▶ **PROMPT**:
Go through the material below and count the lines with the string "name"; the number is the whole answer.
SUPPLIED ENTRIES START
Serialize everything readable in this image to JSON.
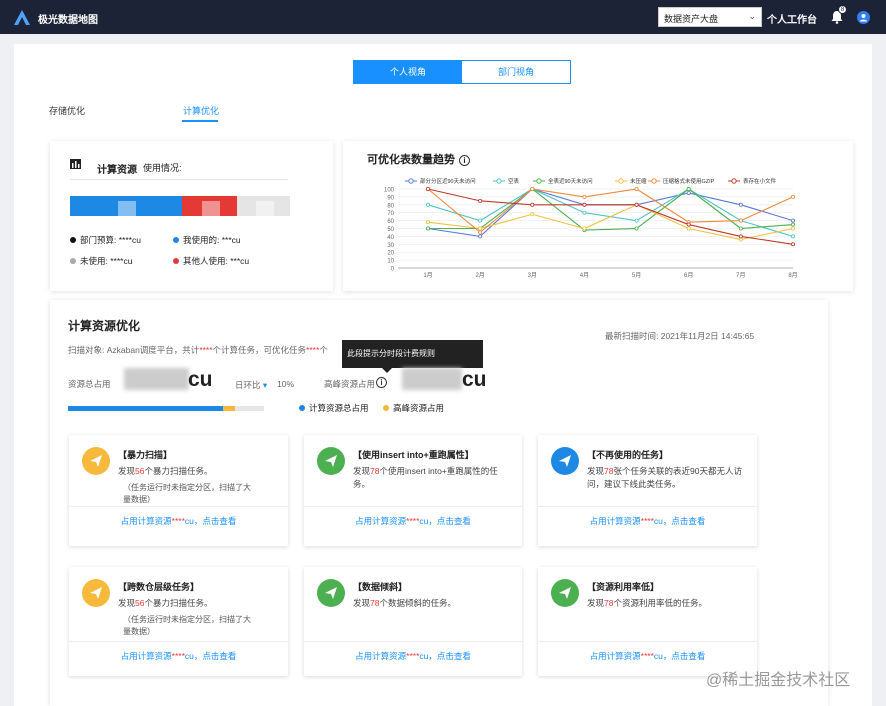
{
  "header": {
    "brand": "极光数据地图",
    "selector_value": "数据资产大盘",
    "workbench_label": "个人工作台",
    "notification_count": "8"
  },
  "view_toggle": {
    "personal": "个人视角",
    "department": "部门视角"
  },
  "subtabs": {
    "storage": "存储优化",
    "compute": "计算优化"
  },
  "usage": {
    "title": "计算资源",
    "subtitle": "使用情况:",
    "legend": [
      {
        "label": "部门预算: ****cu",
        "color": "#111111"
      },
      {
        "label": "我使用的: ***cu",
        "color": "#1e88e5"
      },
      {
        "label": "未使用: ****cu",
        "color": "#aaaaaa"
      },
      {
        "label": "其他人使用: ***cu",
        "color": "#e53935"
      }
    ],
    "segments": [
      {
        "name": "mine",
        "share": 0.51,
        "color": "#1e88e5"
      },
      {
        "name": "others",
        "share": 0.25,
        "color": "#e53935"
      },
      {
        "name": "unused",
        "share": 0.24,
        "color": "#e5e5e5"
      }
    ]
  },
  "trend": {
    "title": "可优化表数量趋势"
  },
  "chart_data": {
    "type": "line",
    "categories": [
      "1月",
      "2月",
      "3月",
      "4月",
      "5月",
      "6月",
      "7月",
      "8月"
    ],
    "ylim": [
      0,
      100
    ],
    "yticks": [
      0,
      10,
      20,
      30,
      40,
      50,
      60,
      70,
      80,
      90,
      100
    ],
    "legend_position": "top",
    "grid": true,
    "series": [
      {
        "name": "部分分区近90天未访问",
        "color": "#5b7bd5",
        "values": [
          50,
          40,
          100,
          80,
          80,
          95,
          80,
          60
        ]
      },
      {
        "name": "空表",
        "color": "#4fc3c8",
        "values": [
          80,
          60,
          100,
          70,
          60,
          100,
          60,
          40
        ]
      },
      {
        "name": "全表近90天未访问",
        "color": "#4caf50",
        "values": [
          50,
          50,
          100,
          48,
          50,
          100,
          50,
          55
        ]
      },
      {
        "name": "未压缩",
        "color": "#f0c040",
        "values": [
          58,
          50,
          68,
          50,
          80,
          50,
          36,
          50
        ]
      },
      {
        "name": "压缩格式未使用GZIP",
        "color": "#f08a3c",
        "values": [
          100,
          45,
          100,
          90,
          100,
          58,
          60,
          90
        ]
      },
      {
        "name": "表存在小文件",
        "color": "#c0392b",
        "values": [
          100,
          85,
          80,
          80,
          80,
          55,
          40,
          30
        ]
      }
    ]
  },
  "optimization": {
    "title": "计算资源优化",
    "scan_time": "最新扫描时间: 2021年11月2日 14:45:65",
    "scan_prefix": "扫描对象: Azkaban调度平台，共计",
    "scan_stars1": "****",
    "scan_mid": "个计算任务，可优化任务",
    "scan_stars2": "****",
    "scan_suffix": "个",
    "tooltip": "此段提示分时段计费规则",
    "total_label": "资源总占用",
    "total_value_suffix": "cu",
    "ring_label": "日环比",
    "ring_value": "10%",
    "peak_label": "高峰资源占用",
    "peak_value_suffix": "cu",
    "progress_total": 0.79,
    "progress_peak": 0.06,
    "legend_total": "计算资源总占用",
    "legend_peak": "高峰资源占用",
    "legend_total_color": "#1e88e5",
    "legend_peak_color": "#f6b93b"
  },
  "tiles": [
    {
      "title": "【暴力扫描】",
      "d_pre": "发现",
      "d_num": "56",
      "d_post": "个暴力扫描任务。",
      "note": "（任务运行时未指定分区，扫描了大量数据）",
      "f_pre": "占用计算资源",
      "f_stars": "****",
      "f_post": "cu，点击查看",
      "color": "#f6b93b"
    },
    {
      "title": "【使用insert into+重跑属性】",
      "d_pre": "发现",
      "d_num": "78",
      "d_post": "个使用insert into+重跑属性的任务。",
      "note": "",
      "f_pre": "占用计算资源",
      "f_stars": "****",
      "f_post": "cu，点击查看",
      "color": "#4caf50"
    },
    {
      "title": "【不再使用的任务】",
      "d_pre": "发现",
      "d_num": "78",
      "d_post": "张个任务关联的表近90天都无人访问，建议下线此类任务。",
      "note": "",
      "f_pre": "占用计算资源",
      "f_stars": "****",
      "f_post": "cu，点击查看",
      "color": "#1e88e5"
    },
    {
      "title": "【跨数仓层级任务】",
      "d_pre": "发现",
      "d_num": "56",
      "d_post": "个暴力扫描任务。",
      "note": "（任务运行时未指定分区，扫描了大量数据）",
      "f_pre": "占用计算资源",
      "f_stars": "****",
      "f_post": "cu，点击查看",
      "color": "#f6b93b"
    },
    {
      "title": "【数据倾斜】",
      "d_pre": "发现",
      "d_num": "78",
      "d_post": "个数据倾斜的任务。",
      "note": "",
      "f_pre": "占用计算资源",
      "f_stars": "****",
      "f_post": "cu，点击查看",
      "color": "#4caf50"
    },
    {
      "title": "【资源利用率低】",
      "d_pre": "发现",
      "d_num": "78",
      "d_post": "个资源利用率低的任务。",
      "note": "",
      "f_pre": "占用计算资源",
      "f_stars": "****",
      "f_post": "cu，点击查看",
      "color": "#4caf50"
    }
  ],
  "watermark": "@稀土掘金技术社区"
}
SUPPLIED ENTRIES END
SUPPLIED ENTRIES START
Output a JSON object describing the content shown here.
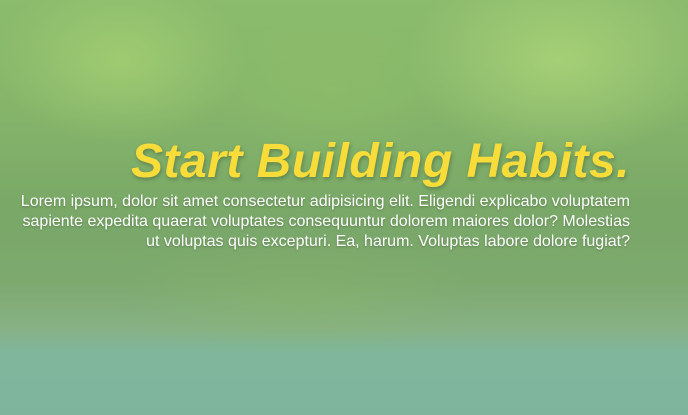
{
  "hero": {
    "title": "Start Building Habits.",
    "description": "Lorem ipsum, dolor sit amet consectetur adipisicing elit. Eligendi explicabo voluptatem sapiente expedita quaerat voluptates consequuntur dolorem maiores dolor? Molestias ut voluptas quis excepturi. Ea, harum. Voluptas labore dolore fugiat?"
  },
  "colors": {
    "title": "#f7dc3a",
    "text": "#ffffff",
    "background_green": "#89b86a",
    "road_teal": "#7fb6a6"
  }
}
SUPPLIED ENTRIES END
▶ **TASK ANSWER**:
9